Hellert, a new Ele­phant Mo­tor was built. To pro­duce a whole bunch of re­li­able torque, Matt blueprinted and bal­anced the 4.50-inch stroke and 4.50-inch bore com­bi­na­tion, yield­ing 572 ci with 11.5:1 com­pres­sion. For added strength, a set of Man­ley con­nect­ing rods were in­stalled and a very large Comp solid roller cam with 0.692-inch lift. To help move mas­sive amounts of air into the Hemi, a ported in­take man­i­fold and Mopar alu­minum cylin­der heads (by Ol­lie) were in­stalled and fed by two Edel­brock 750-cfm car­bu­re­tors. To ig­nite this air/fuel charge, a stock Mopar ig­ni­tion sys­tem with a Pertronix mod­ule was in­stalled. A set of TTI Ex­haust 2 ¼-inch head­ers bolted to a 3-inch un­der­body ex­haust sys­tem rids the spent gases from the Hemi. A Hemi A833 four­speed with a Hurst Comp Plus and Pis­tol Grip shifter con­trols the power the Gen II Hemi pro­duces, while Matt es­pe­cially en­joys driv­ing his Road Run­ner with so much torque on tap.

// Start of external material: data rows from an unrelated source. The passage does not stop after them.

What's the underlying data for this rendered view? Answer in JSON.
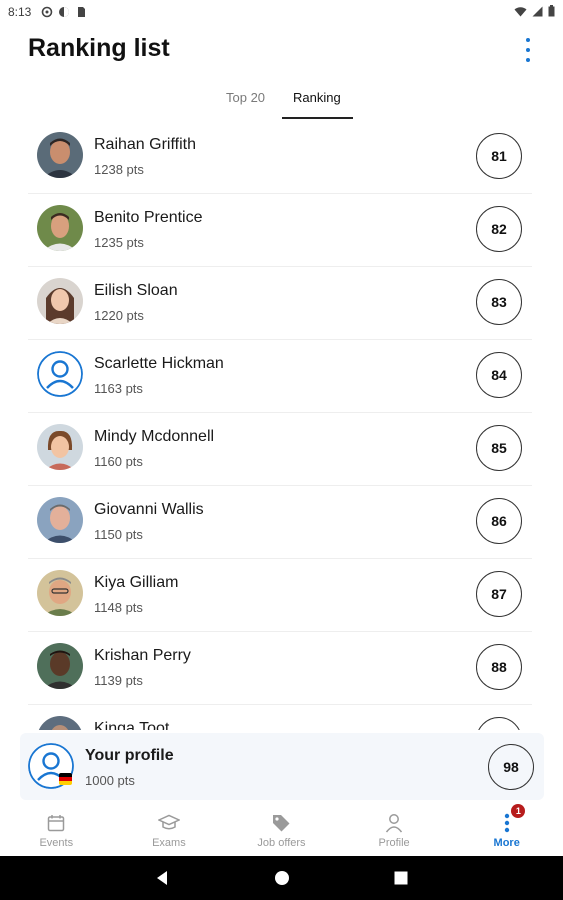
{
  "status_bar": {
    "time": "8:13"
  },
  "app": {
    "title": "Ranking list"
  },
  "tabs": [
    {
      "label": "Top 20"
    },
    {
      "label": "Ranking"
    }
  ],
  "ranking": [
    {
      "name": "Raihan Griffith",
      "points": "1238 pts",
      "rank": "81"
    },
    {
      "name": "Benito Prentice",
      "points": "1235 pts",
      "rank": "82"
    },
    {
      "name": "Eilish Sloan",
      "points": "1220 pts",
      "rank": "83"
    },
    {
      "name": "Scarlette Hickman",
      "points": "1163 pts",
      "rank": "84"
    },
    {
      "name": "Mindy Mcdonnell",
      "points": "1160 pts",
      "rank": "85"
    },
    {
      "name": "Giovanni Wallis",
      "points": "1150 pts",
      "rank": "86"
    },
    {
      "name": "Kiya Gilliam",
      "points": "1148 pts",
      "rank": "87"
    },
    {
      "name": "Krishan Perry",
      "points": "1139 pts",
      "rank": "88"
    },
    {
      "name": "Kinga Toot",
      "points": "",
      "rank": ""
    }
  ],
  "my_profile": {
    "name": "Your profile",
    "points": "1000 pts",
    "rank": "98"
  },
  "bottom_nav": [
    {
      "label": "Events",
      "icon": "calendar-icon"
    },
    {
      "label": "Exams",
      "icon": "graduation-cap-icon"
    },
    {
      "label": "Job offers",
      "icon": "tag-icon"
    },
    {
      "label": "Profile",
      "icon": "person-icon"
    },
    {
      "label": "More",
      "icon": "more-vertical-icon",
      "badge": "1",
      "active": true
    }
  ],
  "colors": {
    "accent": "#1976d2",
    "badge": "#b71c1c",
    "text": "#1a1a1a",
    "secondary_text": "#555555"
  }
}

When Matt and his Road Run­ner ar­rived for our photo shoot one Mon­day morn­ing, we not only loved the fin­ished look he had achieved with his 10-plus years of great work, but also the way the 572 Hemi sounded as he fired it up. As a mat­ter of fact, Matt’s Road Run­ner cer­tainly called at­ten­tion to it­self as other ar­riv­ing of­fice work­ers who share our busi­ness com­plex were ex­it­ing their com­muter cars. More than a few of them walked over to watch him drive into our stu­dio and com­ment how much they loved his car. Maybe it was the time and a place where it all started for them?

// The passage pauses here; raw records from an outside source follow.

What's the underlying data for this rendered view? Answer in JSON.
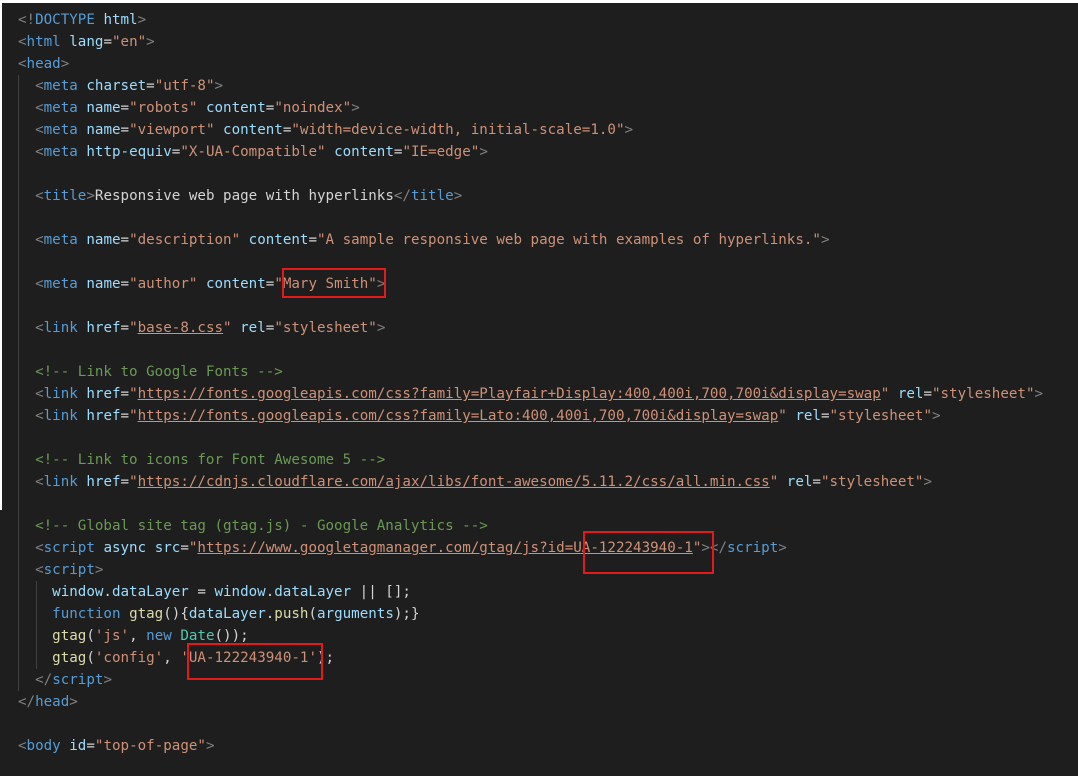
{
  "editor": {
    "lines": [
      {
        "parts": [
          {
            "c": "t-punc",
            "t": "<!"
          },
          {
            "c": "t-doctype",
            "t": "DOCTYPE"
          },
          {
            "c": "t-text",
            "t": " "
          },
          {
            "c": "t-html",
            "t": "html"
          },
          {
            "c": "t-punc",
            "t": ">"
          }
        ]
      },
      {
        "parts": [
          {
            "c": "t-punc",
            "t": "<"
          },
          {
            "c": "t-tag",
            "t": "html"
          },
          {
            "c": "t-text",
            "t": " "
          },
          {
            "c": "t-attr",
            "t": "lang"
          },
          {
            "c": "t-text",
            "t": "="
          },
          {
            "c": "t-str",
            "t": "\"en\""
          },
          {
            "c": "t-punc",
            "t": ">"
          }
        ]
      },
      {
        "parts": [
          {
            "c": "t-punc",
            "t": "<"
          },
          {
            "c": "t-tag",
            "t": "head"
          },
          {
            "c": "t-punc",
            "t": ">"
          }
        ]
      },
      {
        "indent": 1,
        "parts": [
          {
            "c": "t-punc",
            "t": "<"
          },
          {
            "c": "t-tag",
            "t": "meta"
          },
          {
            "c": "t-text",
            "t": " "
          },
          {
            "c": "t-attr",
            "t": "charset"
          },
          {
            "c": "t-text",
            "t": "="
          },
          {
            "c": "t-str",
            "t": "\"utf-8\""
          },
          {
            "c": "t-punc",
            "t": ">"
          }
        ]
      },
      {
        "indent": 1,
        "parts": [
          {
            "c": "t-punc",
            "t": "<"
          },
          {
            "c": "t-tag",
            "t": "meta"
          },
          {
            "c": "t-text",
            "t": " "
          },
          {
            "c": "t-attr",
            "t": "name"
          },
          {
            "c": "t-text",
            "t": "="
          },
          {
            "c": "t-str",
            "t": "\"robots\""
          },
          {
            "c": "t-text",
            "t": " "
          },
          {
            "c": "t-attr",
            "t": "content"
          },
          {
            "c": "t-text",
            "t": "="
          },
          {
            "c": "t-str",
            "t": "\"noindex\""
          },
          {
            "c": "t-punc",
            "t": ">"
          }
        ]
      },
      {
        "indent": 1,
        "parts": [
          {
            "c": "t-punc",
            "t": "<"
          },
          {
            "c": "t-tag",
            "t": "meta"
          },
          {
            "c": "t-text",
            "t": " "
          },
          {
            "c": "t-attr",
            "t": "name"
          },
          {
            "c": "t-text",
            "t": "="
          },
          {
            "c": "t-str",
            "t": "\"viewport\""
          },
          {
            "c": "t-text",
            "t": " "
          },
          {
            "c": "t-attr",
            "t": "content"
          },
          {
            "c": "t-text",
            "t": "="
          },
          {
            "c": "t-str",
            "t": "\"width=device-width, initial-scale=1.0\""
          },
          {
            "c": "t-punc",
            "t": ">"
          }
        ]
      },
      {
        "indent": 1,
        "parts": [
          {
            "c": "t-punc",
            "t": "<"
          },
          {
            "c": "t-tag",
            "t": "meta"
          },
          {
            "c": "t-text",
            "t": " "
          },
          {
            "c": "t-attr",
            "t": "http-equiv"
          },
          {
            "c": "t-text",
            "t": "="
          },
          {
            "c": "t-str",
            "t": "\"X-UA-Compatible\""
          },
          {
            "c": "t-text",
            "t": " "
          },
          {
            "c": "t-attr",
            "t": "content"
          },
          {
            "c": "t-text",
            "t": "="
          },
          {
            "c": "t-str",
            "t": "\"IE=edge\""
          },
          {
            "c": "t-punc",
            "t": ">"
          }
        ]
      },
      {
        "indent": 1,
        "parts": []
      },
      {
        "indent": 1,
        "parts": [
          {
            "c": "t-punc",
            "t": "<"
          },
          {
            "c": "t-tag",
            "t": "title"
          },
          {
            "c": "t-punc",
            "t": ">"
          },
          {
            "c": "t-text",
            "t": "Responsive web page with hyperlinks"
          },
          {
            "c": "t-punc",
            "t": "</"
          },
          {
            "c": "t-tag",
            "t": "title"
          },
          {
            "c": "t-punc",
            "t": ">"
          }
        ]
      },
      {
        "indent": 1,
        "parts": []
      },
      {
        "indent": 1,
        "parts": [
          {
            "c": "t-punc",
            "t": "<"
          },
          {
            "c": "t-tag",
            "t": "meta"
          },
          {
            "c": "t-text",
            "t": " "
          },
          {
            "c": "t-attr",
            "t": "name"
          },
          {
            "c": "t-text",
            "t": "="
          },
          {
            "c": "t-str",
            "t": "\"description\""
          },
          {
            "c": "t-text",
            "t": " "
          },
          {
            "c": "t-attr",
            "t": "content"
          },
          {
            "c": "t-text",
            "t": "="
          },
          {
            "c": "t-str",
            "t": "\"A sample responsive web page with examples of hyperlinks.\""
          },
          {
            "c": "t-punc",
            "t": ">"
          }
        ]
      },
      {
        "indent": 1,
        "parts": []
      },
      {
        "indent": 1,
        "parts": [
          {
            "c": "t-punc",
            "t": "<"
          },
          {
            "c": "t-tag",
            "t": "meta"
          },
          {
            "c": "t-text",
            "t": " "
          },
          {
            "c": "t-attr",
            "t": "name"
          },
          {
            "c": "t-text",
            "t": "="
          },
          {
            "c": "t-str",
            "t": "\"author\""
          },
          {
            "c": "t-text",
            "t": " "
          },
          {
            "c": "t-attr",
            "t": "content"
          },
          {
            "c": "t-text",
            "t": "="
          },
          {
            "c": "t-str",
            "t": "\"Mary Smith\""
          },
          {
            "c": "t-punc",
            "t": ">"
          }
        ]
      },
      {
        "indent": 1,
        "parts": []
      },
      {
        "indent": 1,
        "parts": [
          {
            "c": "t-punc",
            "t": "<"
          },
          {
            "c": "t-tag",
            "t": "link"
          },
          {
            "c": "t-text",
            "t": " "
          },
          {
            "c": "t-attr",
            "t": "href"
          },
          {
            "c": "t-text",
            "t": "="
          },
          {
            "c": "t-str",
            "t": "\""
          },
          {
            "c": "t-link",
            "t": "base-8.css"
          },
          {
            "c": "t-str",
            "t": "\""
          },
          {
            "c": "t-text",
            "t": " "
          },
          {
            "c": "t-attr",
            "t": "rel"
          },
          {
            "c": "t-text",
            "t": "="
          },
          {
            "c": "t-str",
            "t": "\"stylesheet\""
          },
          {
            "c": "t-punc",
            "t": ">"
          }
        ]
      },
      {
        "indent": 1,
        "parts": []
      },
      {
        "indent": 1,
        "parts": [
          {
            "c": "t-com",
            "t": "<!-- Link to Google Fonts -->"
          }
        ]
      },
      {
        "indent": 1,
        "parts": [
          {
            "c": "t-punc",
            "t": "<"
          },
          {
            "c": "t-tag",
            "t": "link"
          },
          {
            "c": "t-text",
            "t": " "
          },
          {
            "c": "t-attr",
            "t": "href"
          },
          {
            "c": "t-text",
            "t": "="
          },
          {
            "c": "t-str",
            "t": "\""
          },
          {
            "c": "t-link",
            "t": "https://fonts.googleapis.com/css?family=Playfair+Display:400,400i,700,700i&display=swap"
          },
          {
            "c": "t-str",
            "t": "\""
          },
          {
            "c": "t-text",
            "t": " "
          },
          {
            "c": "t-attr",
            "t": "rel"
          },
          {
            "c": "t-text",
            "t": "="
          },
          {
            "c": "t-str",
            "t": "\"stylesheet\""
          },
          {
            "c": "t-punc",
            "t": ">"
          }
        ]
      },
      {
        "indent": 1,
        "parts": [
          {
            "c": "t-punc",
            "t": "<"
          },
          {
            "c": "t-tag",
            "t": "link"
          },
          {
            "c": "t-text",
            "t": " "
          },
          {
            "c": "t-attr",
            "t": "href"
          },
          {
            "c": "t-text",
            "t": "="
          },
          {
            "c": "t-str",
            "t": "\""
          },
          {
            "c": "t-link",
            "t": "https://fonts.googleapis.com/css?family=Lato:400,400i,700,700i&display=swap"
          },
          {
            "c": "t-str",
            "t": "\""
          },
          {
            "c": "t-text",
            "t": " "
          },
          {
            "c": "t-attr",
            "t": "rel"
          },
          {
            "c": "t-text",
            "t": "="
          },
          {
            "c": "t-str",
            "t": "\"stylesheet\""
          },
          {
            "c": "t-punc",
            "t": ">"
          }
        ]
      },
      {
        "indent": 1,
        "parts": []
      },
      {
        "indent": 1,
        "parts": [
          {
            "c": "t-com",
            "t": "<!-- Link to icons for Font Awesome 5 -->"
          }
        ]
      },
      {
        "indent": 1,
        "parts": [
          {
            "c": "t-punc",
            "t": "<"
          },
          {
            "c": "t-tag",
            "t": "link"
          },
          {
            "c": "t-text",
            "t": " "
          },
          {
            "c": "t-attr",
            "t": "href"
          },
          {
            "c": "t-text",
            "t": "="
          },
          {
            "c": "t-str",
            "t": "\""
          },
          {
            "c": "t-link",
            "t": "https://cdnjs.cloudflare.com/ajax/libs/font-awesome/5.11.2/css/all.min.css"
          },
          {
            "c": "t-str",
            "t": "\""
          },
          {
            "c": "t-text",
            "t": " "
          },
          {
            "c": "t-attr",
            "t": "rel"
          },
          {
            "c": "t-text",
            "t": "="
          },
          {
            "c": "t-str",
            "t": "\"stylesheet\""
          },
          {
            "c": "t-punc",
            "t": ">"
          }
        ]
      },
      {
        "indent": 1,
        "parts": []
      },
      {
        "indent": 1,
        "parts": [
          {
            "c": "t-com",
            "t": "<!-- Global site tag (gtag.js) - Google Analytics -->"
          }
        ]
      },
      {
        "indent": 1,
        "parts": [
          {
            "c": "t-punc",
            "t": "<"
          },
          {
            "c": "t-tag",
            "t": "script"
          },
          {
            "c": "t-text",
            "t": " "
          },
          {
            "c": "t-attr",
            "t": "async"
          },
          {
            "c": "t-text",
            "t": " "
          },
          {
            "c": "t-attr",
            "t": "src"
          },
          {
            "c": "t-text",
            "t": "="
          },
          {
            "c": "t-str",
            "t": "\""
          },
          {
            "c": "t-link",
            "t": "https://www.googletagmanager.com/gtag/js?id=UA-122243940-1"
          },
          {
            "c": "t-str",
            "t": "\""
          },
          {
            "c": "t-punc",
            "t": "></"
          },
          {
            "c": "t-tag",
            "t": "script"
          },
          {
            "c": "t-punc",
            "t": ">"
          }
        ]
      },
      {
        "indent": 1,
        "parts": [
          {
            "c": "t-punc",
            "t": "<"
          },
          {
            "c": "t-tag",
            "t": "script"
          },
          {
            "c": "t-punc",
            "t": ">"
          }
        ]
      },
      {
        "indent": 2,
        "parts": [
          {
            "c": "t-var",
            "t": "window"
          },
          {
            "c": "t-op",
            "t": "."
          },
          {
            "c": "t-var",
            "t": "dataLayer"
          },
          {
            "c": "t-op",
            "t": " = "
          },
          {
            "c": "t-var",
            "t": "window"
          },
          {
            "c": "t-op",
            "t": "."
          },
          {
            "c": "t-var",
            "t": "dataLayer"
          },
          {
            "c": "t-op",
            "t": " || [];"
          }
        ]
      },
      {
        "indent": 2,
        "parts": [
          {
            "c": "t-kw",
            "t": "function"
          },
          {
            "c": "t-op",
            "t": " "
          },
          {
            "c": "t-fn",
            "t": "gtag"
          },
          {
            "c": "t-op",
            "t": "(){"
          },
          {
            "c": "t-var",
            "t": "dataLayer"
          },
          {
            "c": "t-op",
            "t": "."
          },
          {
            "c": "t-fn",
            "t": "push"
          },
          {
            "c": "t-op",
            "t": "("
          },
          {
            "c": "t-var",
            "t": "arguments"
          },
          {
            "c": "t-op",
            "t": ");}"
          }
        ]
      },
      {
        "indent": 2,
        "parts": [
          {
            "c": "t-fn",
            "t": "gtag"
          },
          {
            "c": "t-op",
            "t": "("
          },
          {
            "c": "t-str",
            "t": "'js'"
          },
          {
            "c": "t-op",
            "t": ", "
          },
          {
            "c": "t-kw",
            "t": "new"
          },
          {
            "c": "t-op",
            "t": " "
          },
          {
            "c": "t-class",
            "t": "Date"
          },
          {
            "c": "t-op",
            "t": "());"
          }
        ]
      },
      {
        "indent": 2,
        "parts": [
          {
            "c": "t-fn",
            "t": "gtag"
          },
          {
            "c": "t-op",
            "t": "("
          },
          {
            "c": "t-str",
            "t": "'config'"
          },
          {
            "c": "t-op",
            "t": ", "
          },
          {
            "c": "t-str",
            "t": "'UA-122243940-1'"
          },
          {
            "c": "t-op",
            "t": ");"
          }
        ]
      },
      {
        "indent": 1,
        "parts": [
          {
            "c": "t-punc",
            "t": "</"
          },
          {
            "c": "t-tag",
            "t": "script"
          },
          {
            "c": "t-punc",
            "t": ">"
          }
        ]
      },
      {
        "parts": [
          {
            "c": "t-punc",
            "t": "</"
          },
          {
            "c": "t-tag",
            "t": "head"
          },
          {
            "c": "t-punc",
            "t": ">"
          }
        ]
      },
      {
        "parts": []
      },
      {
        "parts": [
          {
            "c": "t-punc",
            "t": "<"
          },
          {
            "c": "t-tag",
            "t": "body"
          },
          {
            "c": "t-text",
            "t": " "
          },
          {
            "c": "t-attr",
            "t": "id"
          },
          {
            "c": "t-text",
            "t": "="
          },
          {
            "c": "t-str",
            "t": "\"top-of-page\""
          },
          {
            "c": "t-punc",
            "t": ">"
          }
        ]
      }
    ]
  },
  "highlights": [
    {
      "name": "highlight-author-name"
    },
    {
      "name": "highlight-script-tracking-id"
    },
    {
      "name": "highlight-config-tracking-id"
    }
  ],
  "colors": {
    "background": "#1e1e1e",
    "tag": "#569cd6",
    "attribute": "#9cdcfe",
    "string": "#ce9178",
    "comment": "#6a9955",
    "function": "#dcdcaa",
    "highlight_box": "#e11b1b"
  }
}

The in­te­rior of Matt’s Road Run­ner is all stock in ap­pear­ance. One mi­nor change is the park­ing-brake warn­ing light that has been rewired by Matt to il­lu­mi­nate as a high-rpm shift light.

One of ev­ery­one’s fa­vorite fea­tures on a per­for­mance Mopar is the Pis­tol Grip shifter, which was some­thing new in 1970. When placed in re­verse, the shifter ac­ti­vated a “Re­verse” light that was dash mounted.

The spe­cial stripe when new was avail­able un­der the op­tion code V8Y — Trans­verse Tape Stripe for the color shown. The op­tional wheels came as 15-inch and were called Ral­lye Road Wheels.

Meet Matt Fer­gu­son and his Ja­maica Blue (B7) ’70 Road Run­ner. Matt spent over 10 years build­ing the car. Matt’s day job is as the Ser­vice Man­ager at Depend­able Dodge in Canoga Park, Cal­i­for­nia.

Newspapers in English

Newspapers from USA

© PressReader. All rights reserved.